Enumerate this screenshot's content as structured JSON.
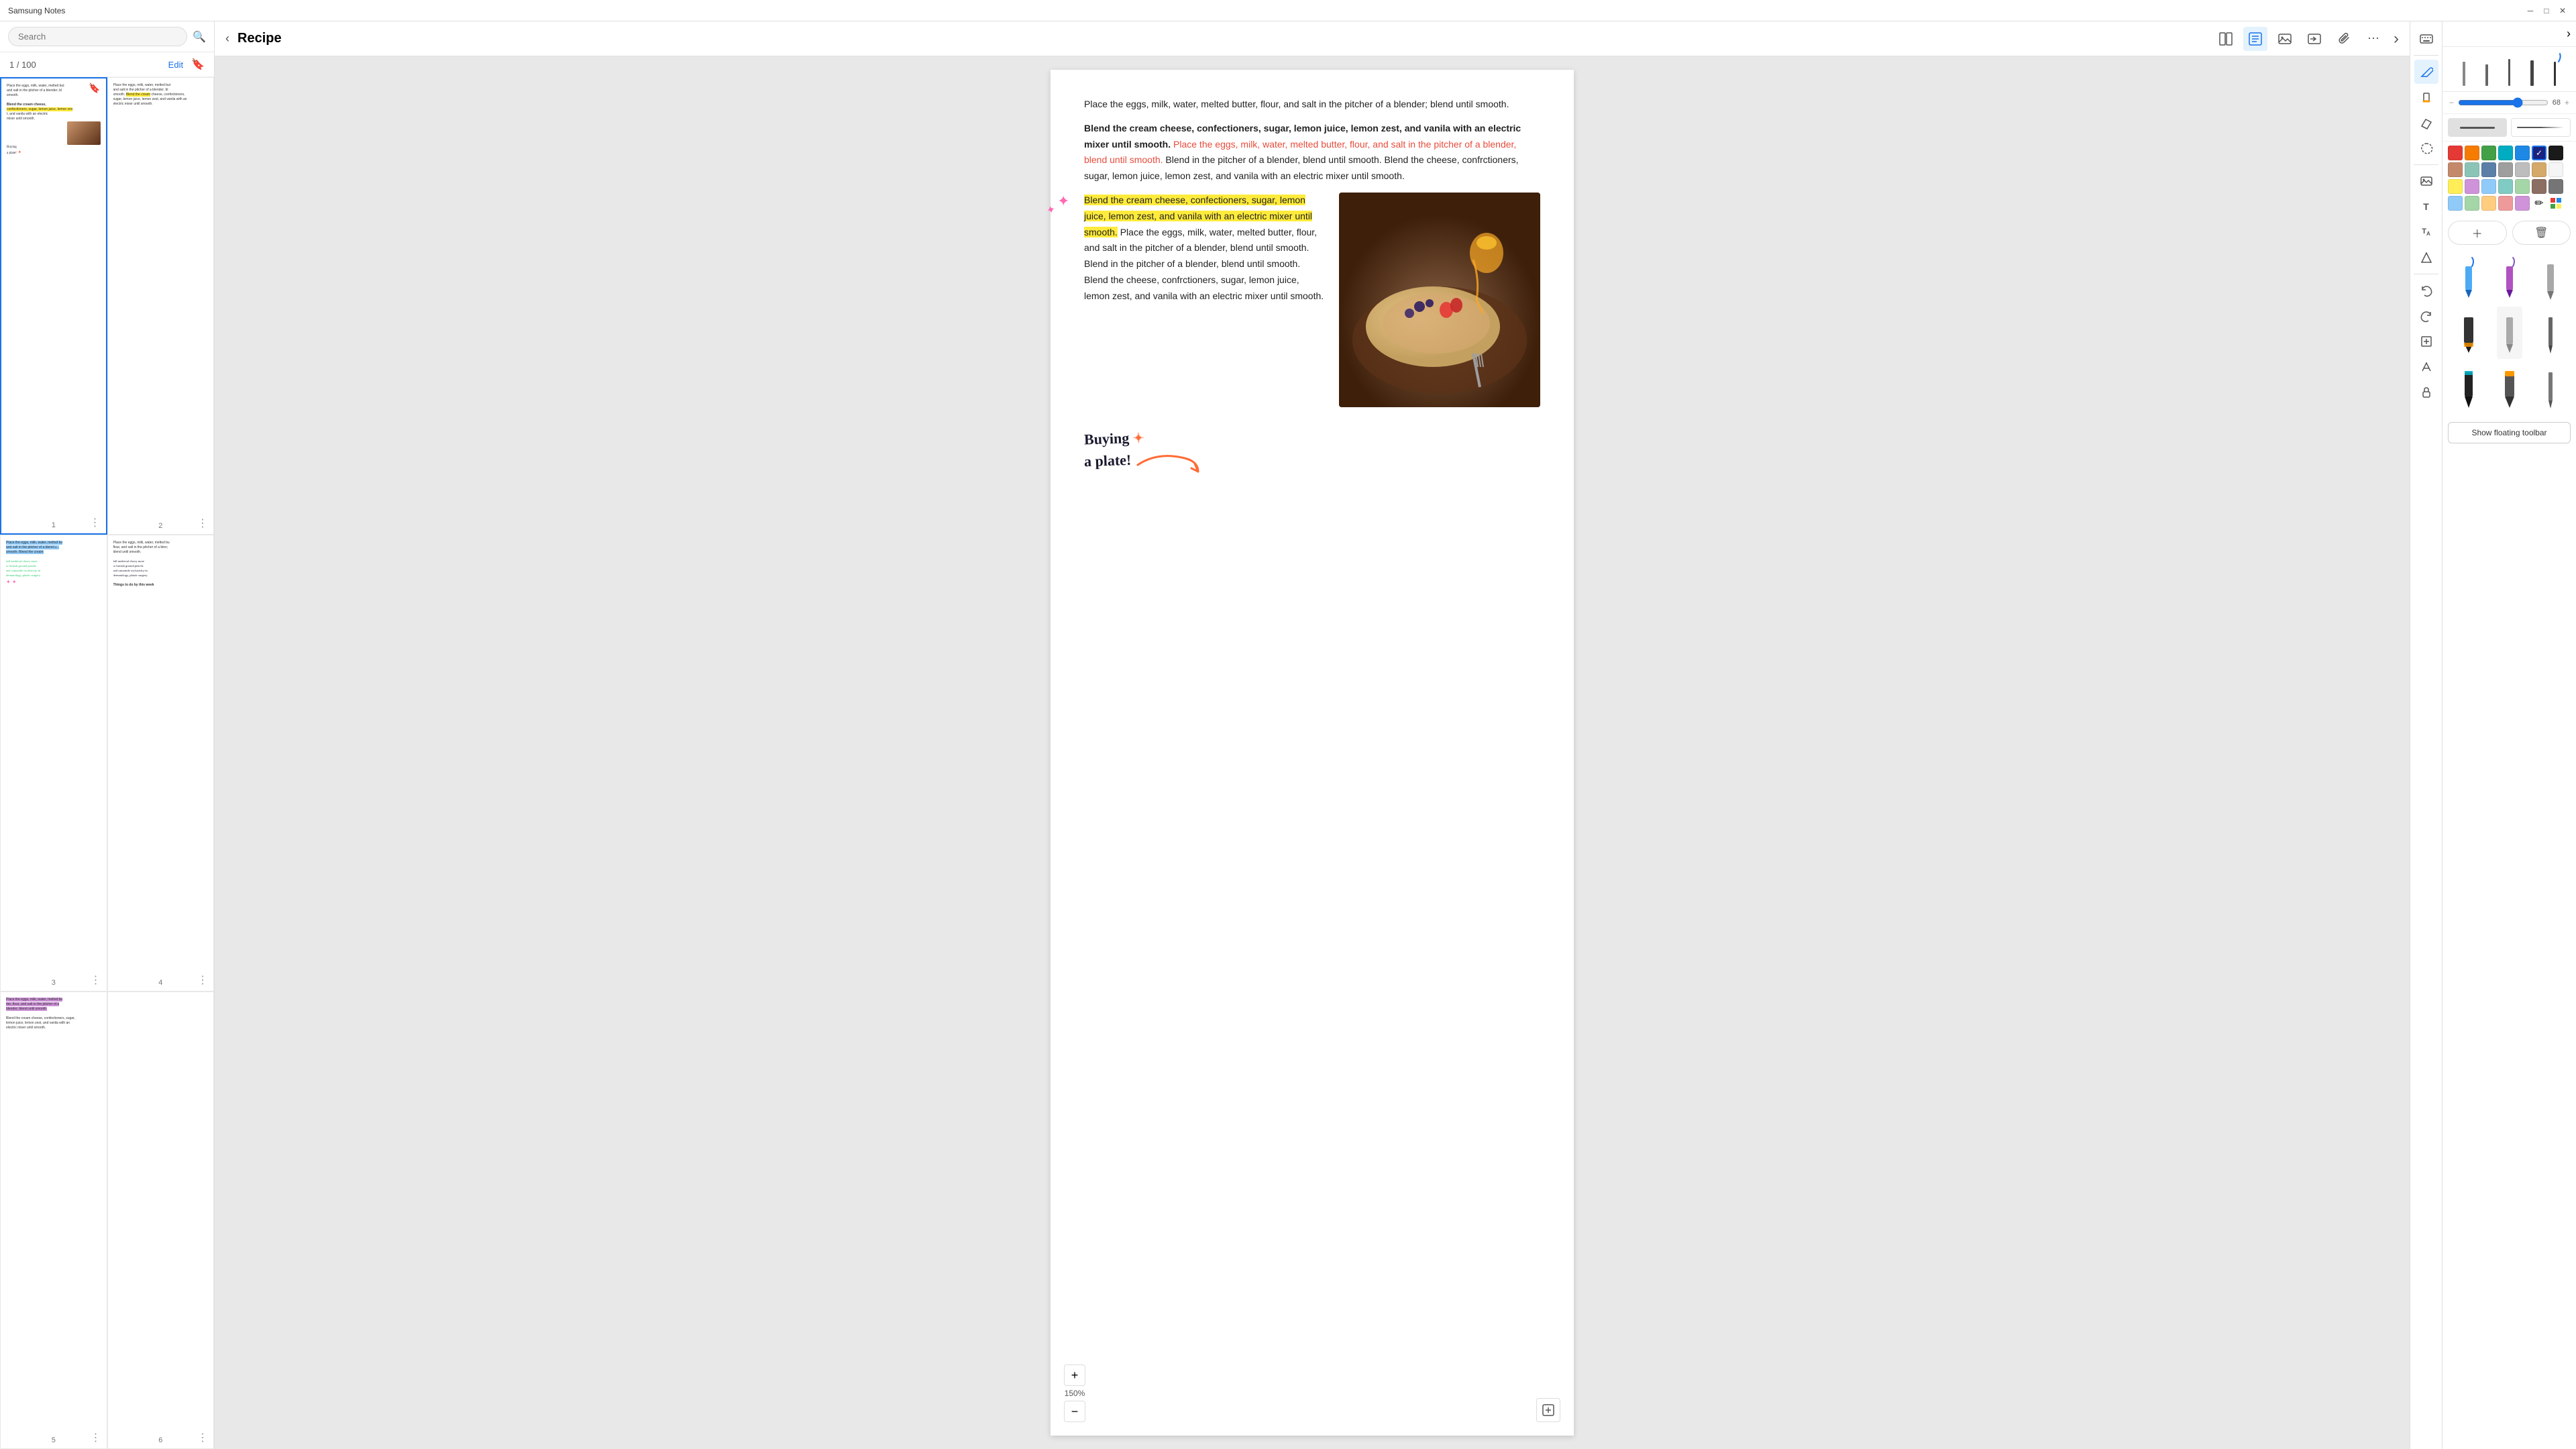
{
  "titlebar": {
    "title": "Samsung Notes",
    "minimize": "─",
    "maximize": "□",
    "close": "✕"
  },
  "sidebar": {
    "search_placeholder": "Search",
    "page_count": "1 / 100",
    "edit_label": "Edit",
    "thumbnails": [
      {
        "id": 1,
        "active": true,
        "has_bookmark": true,
        "label": "1",
        "text_preview": "Place the eggs, milk, water, melted butter, flour, and salt in the pitcher of a blender; blend until smooth. Blend the cream cheese, confectioners, sugar, lemon juice, lemon zest, and vanila with an electric mixer until smooth.",
        "has_image": true,
        "has_handwriting": true
      },
      {
        "id": 2,
        "label": "2",
        "text_preview": "Place the eggs, milk, water, melted butter, flour, and salt in the pitcher of a blender; blend until smooth. Blend the cream cheese, confectioners, sugar, lemon juice, lemon zest, and vanila with an electric mixer until smooth.",
        "highlight": true
      },
      {
        "id": 3,
        "label": "3",
        "text_preview": "Place the eggs, milk, water, melted butter, flour, and salt in the pitcher of a blender; blend until smooth. Blend the cream",
        "has_handwriting_green": true
      },
      {
        "id": 4,
        "label": "4",
        "text_preview": "Place the eggs, milk, water, melted butter, flour, and salt in the pitcher of a blen; blend until smooth.",
        "has_bold_text": true,
        "bold_text": "Things to do by this week"
      },
      {
        "id": 5,
        "label": "5",
        "text_preview": "Place the eggs, milk, water, melted butter, flour, and salt in the pitcher of a blender; blend until smooth. Blend the cream cheese...",
        "has_highlight_purple": true
      },
      {
        "id": 6,
        "label": "6",
        "text_preview": ""
      }
    ]
  },
  "main": {
    "title": "Recipe",
    "zoom": "150%",
    "paragraph1": "Place the eggs, milk, water, melted butter, flour, and salt in the pitcher of a blender; blend until smooth.",
    "paragraph2_bold": "Blend the cream cheese, confectioners, sugar, lemon juice, lemon zest, and vanila with an electric mixer until smooth.",
    "paragraph2_red": "Place the eggs, milk, water, melted butter, flour, and salt in the pitcher of a blender, blend until smooth.",
    "paragraph2_cont": "Blend in the pitcher of a blender, blend until smooth. Blend the cheese, confrctioners, sugar, lemon juice, lemon zest, and vanila with an electric mixer until smooth.",
    "paragraph3_highlight": "Blend the cream cheese, confectioners, sugar, lemon juice, lemon zest, and vanila with an electric mixer until smooth.",
    "paragraph3_cont": "Place the eggs, milk, water, melted butter, flour, and salt in the pitcher of a blender, blend until smooth. Blend in the pitcher of a blender, blend until smooth. Blend the cheese, confrctioners, sugar, lemon juice, lemon zest, and vanila with an electric mixer until smooth.",
    "handwriting_line1": "Buying",
    "handwriting_line2": "a plate!",
    "zoom_plus": "+",
    "zoom_minus": "−"
  },
  "toolbar": {
    "back_icon": "‹",
    "book_icon": "⊞",
    "doc_icon": "☰",
    "image_icon": "🖼",
    "share_icon": "⬡",
    "attach_icon": "📎",
    "more_icon": "⋯",
    "forward_icon": "›"
  },
  "right_panel": {
    "slider_value": 68,
    "colors_row1": [
      "#e53935",
      "#f57c00",
      "#43a047",
      "#00acc1",
      "#1e88e5",
      "#5e35b1",
      "#1a1a1a"
    ],
    "colors_row2": [
      "#c4896b",
      "#8bc4b7",
      "#5b7fa6",
      "#9e9e9e",
      "#bdbdbd",
      "#d4a96a",
      "#f5f5f5"
    ],
    "colors_row3": [
      "#ffee58",
      "#ce93d8",
      "#90caf9",
      "#80cbc4",
      "#a5d6a7",
      "#8d6e63",
      "#757575"
    ],
    "colors_row4": [
      "#90caf9",
      "#a5d6a7",
      "#ffcc80",
      "#ef9a9a",
      "#ce93d8",
      "#b0bec5",
      "#e0e0e0"
    ],
    "selected_color_index": 6,
    "pen_tools": [
      "blue_pen",
      "purple_pen",
      "gray_pen"
    ],
    "pen_tools2": [
      "black_wide",
      "gray_medium",
      "thin"
    ],
    "pen_tools3": [
      "black_brush",
      "orange_highlighter",
      "thin2"
    ],
    "show_floating": "Show floating toolbar"
  },
  "annotator_sidebar": {
    "keyboard_icon": "⌨",
    "pen_icon": "✏",
    "highlight_icon": "▭",
    "eraser_icon": "◻",
    "lasso_icon": "⬡",
    "image_add_icon": "🖼",
    "text_icon": "T",
    "format_icon": "Tz",
    "heart_icon": "♡",
    "lock_icon": "🔒",
    "undo_icon": "↩",
    "redo_icon": "↪",
    "move_icon": "⬕",
    "resize_icon": "↕"
  }
}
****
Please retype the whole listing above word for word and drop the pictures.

*Exercise output*
Enumerate this screenshot's content as structured JSON.
{
  "titlebar": {
    "title": "Samsung Notes",
    "minimize": "─",
    "maximize": "□",
    "close": "✕"
  },
  "sidebar": {
    "search_placeholder": "Search",
    "page_count": "1 / 100",
    "edit_label": "Edit",
    "thumbnails": [
      {
        "id": 1,
        "active": true,
        "has_bookmark": true,
        "label": "1",
        "text_preview": "Place the eggs, milk, water, melted butter, flour, and salt in the pitcher of a blender; blend until smooth. Blend the cream cheese, confectioners, sugar, lemon juice, lemon zest, and vanila with an electric mixer until smooth.",
        "has_image": true,
        "has_handwriting": true
      },
      {
        "id": 2,
        "label": "2",
        "text_preview": "Place the eggs, milk, water, melted butter, flour, and salt in the pitcher of a blender; blend until smooth. Blend the cream cheese, confectioners, sugar, lemon juice, lemon zest, and vanila with an electric mixer until smooth.",
        "highlight": true
      },
      {
        "id": 3,
        "label": "3",
        "text_preview": "Place the eggs, milk, water, melted butter, flour, and salt in the pitcher of a blender; blend until smooth. Blend the cream",
        "has_handwriting_green": true
      },
      {
        "id": 4,
        "label": "4",
        "text_preview": "Place the eggs, milk, water, melted butter, flour, and salt in the pitcher of a blen; blend until smooth.",
        "has_bold_text": true,
        "bold_text": "Things to do by this week"
      },
      {
        "id": 5,
        "label": "5",
        "text_preview": "Place the eggs, milk, water, melted butter, flour, and salt in the pitcher of a blender; blend until smooth. Blend the cream cheese...",
        "has_highlight_purple": true
      },
      {
        "id": 6,
        "label": "6",
        "text_preview": ""
      }
    ]
  },
  "main": {
    "title": "Recipe",
    "zoom": "150%",
    "paragraph1": "Place the eggs, milk, water, melted butter, flour, and salt in the pitcher of a blender; blend until smooth.",
    "paragraph2_bold": "Blend the cream cheese, confectioners, sugar, lemon juice, lemon zest, and vanila with an electric mixer until smooth.",
    "paragraph2_red": "Place the eggs, milk, water, melted butter, flour, and salt in the pitcher of a blender, blend until smooth.",
    "paragraph2_cont": "Blend in the pitcher of a blender, blend until smooth. Blend the cheese, confrctioners, sugar, lemon juice, lemon zest, and vanila with an electric mixer until smooth.",
    "paragraph3_highlight": "Blend the cream cheese, confectioners, sugar, lemon juice, lemon zest, and vanila with an electric mixer until smooth.",
    "paragraph3_cont": "Place the eggs, milk, water, melted butter, flour, and salt in the pitcher of a blender, blend until smooth. Blend in the pitcher of a blender, blend until smooth. Blend the cheese, confrctioners, sugar, lemon juice, lemon zest, and vanila with an electric mixer until smooth.",
    "handwriting_line1": "Buying",
    "handwriting_line2": "a plate!",
    "zoom_plus": "+",
    "zoom_minus": "−"
  },
  "toolbar": {
    "back_icon": "‹",
    "book_icon": "⊞",
    "doc_icon": "☰",
    "image_icon": "🖼",
    "share_icon": "⬡",
    "attach_icon": "📎",
    "more_icon": "⋯",
    "forward_icon": "›"
  },
  "right_panel": {
    "slider_value": 68,
    "colors_row1": [
      "#e53935",
      "#f57c00",
      "#43a047",
      "#00acc1",
      "#1e88e5",
      "#5e35b1",
      "#1a1a1a"
    ],
    "colors_row2": [
      "#c4896b",
      "#8bc4b7",
      "#5b7fa6",
      "#9e9e9e",
      "#bdbdbd",
      "#d4a96a",
      "#f5f5f5"
    ],
    "colors_row3": [
      "#ffee58",
      "#ce93d8",
      "#90caf9",
      "#80cbc4",
      "#a5d6a7",
      "#8d6e63",
      "#757575"
    ],
    "colors_row4": [
      "#90caf9",
      "#a5d6a7",
      "#ffcc80",
      "#ef9a9a",
      "#ce93d8",
      "#b0bec5",
      "#e0e0e0"
    ],
    "selected_color_index": 6,
    "pen_tools": [
      "blue_pen",
      "purple_pen",
      "gray_pen"
    ],
    "pen_tools2": [
      "black_wide",
      "gray_medium",
      "thin"
    ],
    "pen_tools3": [
      "black_brush",
      "orange_highlighter",
      "thin2"
    ],
    "show_floating": "Show floating toolbar"
  },
  "annotator_sidebar": {
    "keyboard_icon": "⌨",
    "pen_icon": "✏",
    "highlight_icon": "▭",
    "eraser_icon": "◻",
    "lasso_icon": "⬡",
    "image_add_icon": "🖼",
    "text_icon": "T",
    "format_icon": "Tz",
    "heart_icon": "♡",
    "lock_icon": "🔒",
    "undo_icon": "↩",
    "redo_icon": "↪",
    "move_icon": "⬕",
    "resize_icon": "↕"
  }
}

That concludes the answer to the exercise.